Volunteering as an International Student
Volunteering is a great way to get to know the UK and network within the local community during your time at university.
Volunteering and Visa requirements
As an international student, it is important to check your visa restrictions and understand how these apply to any volunteering you are wanting to take part in.
Some volunteering activity is subject to visa restrictions and it is your responsibility to make sure you adhere to these.
If you have a limit on the number of hours you can work, then you need to be aware of the distinction between ‘volunteering’ and ‘voluntary work’. ‘Voluntary work’ counts towards the hours you are permitted to work as outlined in your visa but ‘volunteering’ does not.

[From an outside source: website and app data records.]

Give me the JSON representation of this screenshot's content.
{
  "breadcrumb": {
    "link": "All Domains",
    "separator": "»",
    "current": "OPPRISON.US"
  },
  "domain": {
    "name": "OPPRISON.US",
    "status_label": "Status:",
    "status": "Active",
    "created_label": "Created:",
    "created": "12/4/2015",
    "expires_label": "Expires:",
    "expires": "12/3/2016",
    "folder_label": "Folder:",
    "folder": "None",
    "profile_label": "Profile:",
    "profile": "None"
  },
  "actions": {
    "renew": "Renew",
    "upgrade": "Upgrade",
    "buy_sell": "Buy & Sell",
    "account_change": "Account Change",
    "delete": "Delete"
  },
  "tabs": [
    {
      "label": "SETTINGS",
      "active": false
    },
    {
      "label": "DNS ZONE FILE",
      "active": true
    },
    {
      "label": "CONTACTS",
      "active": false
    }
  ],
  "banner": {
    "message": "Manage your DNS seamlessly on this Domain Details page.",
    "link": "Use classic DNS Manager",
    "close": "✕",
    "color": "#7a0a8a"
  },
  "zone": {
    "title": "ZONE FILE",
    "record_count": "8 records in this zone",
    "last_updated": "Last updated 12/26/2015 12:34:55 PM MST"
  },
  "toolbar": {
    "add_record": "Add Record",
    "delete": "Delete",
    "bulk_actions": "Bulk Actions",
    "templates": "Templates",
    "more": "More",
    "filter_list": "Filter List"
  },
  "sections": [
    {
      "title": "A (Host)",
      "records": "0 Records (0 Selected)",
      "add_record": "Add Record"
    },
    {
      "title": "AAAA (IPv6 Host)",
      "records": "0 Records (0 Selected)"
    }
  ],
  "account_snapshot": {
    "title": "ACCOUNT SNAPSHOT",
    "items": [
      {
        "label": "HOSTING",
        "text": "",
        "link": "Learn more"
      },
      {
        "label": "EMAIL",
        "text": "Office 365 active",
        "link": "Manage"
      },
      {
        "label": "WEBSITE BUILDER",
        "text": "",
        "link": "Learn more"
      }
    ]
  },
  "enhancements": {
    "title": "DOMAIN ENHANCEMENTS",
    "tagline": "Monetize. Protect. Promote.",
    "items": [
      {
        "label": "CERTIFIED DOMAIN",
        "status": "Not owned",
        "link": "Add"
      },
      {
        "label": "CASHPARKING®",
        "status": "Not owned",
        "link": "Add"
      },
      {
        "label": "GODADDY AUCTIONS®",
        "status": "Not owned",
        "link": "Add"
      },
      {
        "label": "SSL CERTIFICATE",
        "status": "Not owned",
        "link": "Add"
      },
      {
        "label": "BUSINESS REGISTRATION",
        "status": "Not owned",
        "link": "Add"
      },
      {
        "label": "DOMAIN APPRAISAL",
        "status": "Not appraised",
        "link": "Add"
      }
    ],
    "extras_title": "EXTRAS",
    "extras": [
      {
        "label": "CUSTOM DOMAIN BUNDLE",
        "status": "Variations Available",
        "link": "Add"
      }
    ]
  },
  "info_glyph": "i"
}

- usually have contractual obligations to perform the work (for example to attend at particular times and carry out specific tasks) with the employer being contractually required to provide the work – the contract does not have to be written - the worker is usually remunerated in kind.
- do not have a contract - they must not be a substitute for an employee, and they must not be doing unpaid work – for example, receiving payment in kind (although they are sometimes reimbursed for reasonable travel and subsistence expenses).
- usually help a charity or voluntary or public sector organisation.
If you are not sure whether the opportunity you have found would come under ‘volunteering’ or ‘voluntary work’ you can get in touch with Study Visa via StudyVisa@chester.ac.uk. You can also get in touch directly with the organisation offering the opportunity.
Getting a DBS/criminal record check
Students wanting to volunteer with children/young people or vulnerable adults may need a Disclosure and Barring Service (DBS) check. The purpose of the check is to find out if a volunteer has a criminal record. The organisation you are volunteering for will usually arrange this for volunteers once you have been accepted to the volunteer role.
The DBS check system only has access to police records in the UK so if you are an international student you may need to go through a separate process to obtain a criminal record check from your home country, if requested to by your voluntary provider. If you have lived in the UK for a substantial amount of time you may also need to complete a DBS application.
Each country has its own process with different terminology – many countries are able to offer a ‘certificate of good conduct’ that can be used as a criminal records check. There is extensive guidance on the Government website broken down by country to help students understand what process they need to go through to obtain a criminal records check.
Want to find out more about volunteering?
- Browse and apply for opportunities. You can filter opportunities by various categories including location and area of interest to find the opportunity that is right for you.
- Complete the University of Chester Volunteering (UCV) awards by recording your volunteer hours on your profile and completing the tasks associated with each award level.
- Visit our ‘Give it a Go’ page to find out about one-off sessions.
- Book an appointment to speak to a member of the Volunteering and Mentoring Team about all things volunteering - we can help you use the Volunteer Hub to find the right opportunity for you and show you how to get started with the UCV awards.
- Email firstname.lastname@example.org with any questions you have.